WHAT YOU NEED TO DO
Restate the whole listing below word for word and keep the images out.

GIVEN RECORDS
=== Section Start ===

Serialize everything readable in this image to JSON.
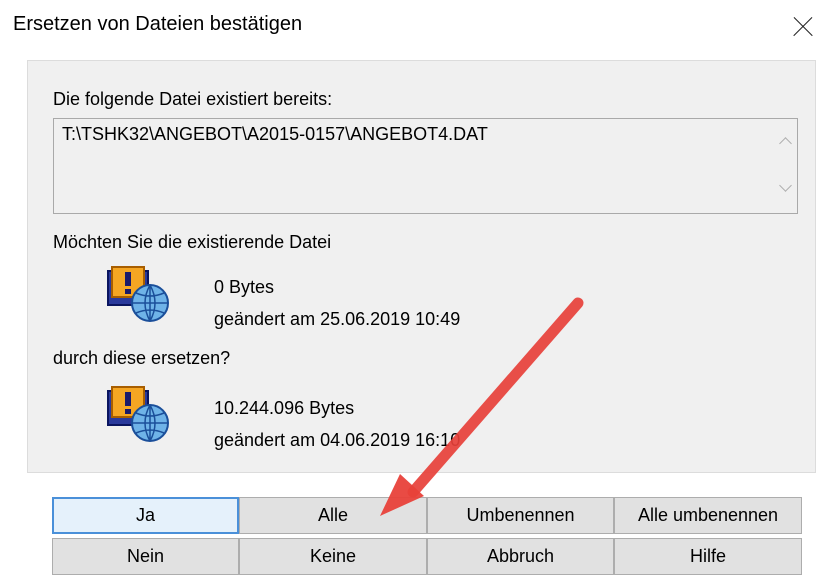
{
  "dialog": {
    "title": "Ersetzen von Dateien bestätigen"
  },
  "content": {
    "exists_label": "Die folgende Datei existiert bereits:",
    "path": "T:\\TSHK32\\ANGEBOT\\A2015-0157\\ANGEBOT4.DAT",
    "question_label": "Möchten Sie die existierende Datei",
    "existing_file": {
      "size": "0 Bytes",
      "modified": "geändert am 25.06.2019 10:49"
    },
    "replace_label": "durch diese ersetzen?",
    "new_file": {
      "size": "10.244.096 Bytes",
      "modified": "geändert am 04.06.2019 16:10"
    }
  },
  "buttons": {
    "yes": "Ja",
    "all": "Alle",
    "rename": "Umbenennen",
    "rename_all": "Alle umbenennen",
    "no": "Nein",
    "none": "Keine",
    "cancel": "Abbruch",
    "help": "Hilfe"
  },
  "colors": {
    "annotation_arrow": "#e8413a",
    "default_button_border": "#4a90d9"
  },
  "icons": {
    "close": "close-icon",
    "file": "file-warning-globe-icon",
    "scroll_up": "chevron-up-icon",
    "scroll_down": "chevron-down-icon"
  }
}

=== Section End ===

SOLUTION TO THE PROBLEM
Serialize everything readable in this image to JSON.
{
  "dialog": {
    "title": "Ersetzen von Dateien bestätigen"
  },
  "content": {
    "exists_label": "Die folgende Datei existiert bereits:",
    "path": "T:\\TSHK32\\ANGEBOT\\A2015-0157\\ANGEBOT4.DAT",
    "question_label": "Möchten Sie die existierende Datei",
    "existing_file": {
      "size": "0 Bytes",
      "modified": "geändert am 25.06.2019 10:49"
    },
    "replace_label": "durch diese ersetzen?",
    "new_file": {
      "size": "10.244.096 Bytes",
      "modified": "geändert am 04.06.2019 16:10"
    }
  },
  "buttons": {
    "yes": "Ja",
    "all": "Alle",
    "rename": "Umbenennen",
    "rename_all": "Alle umbenennen",
    "no": "Nein",
    "none": "Keine",
    "cancel": "Abbruch",
    "help": "Hilfe"
  },
  "colors": {
    "annotation_arrow": "#e8413a",
    "default_button_border": "#4a90d9"
  },
  "icons": {
    "close": "close-icon",
    "file": "file-warning-globe-icon",
    "scroll_up": "chevron-up-icon",
    "scroll_down": "chevron-down-icon"
  }
}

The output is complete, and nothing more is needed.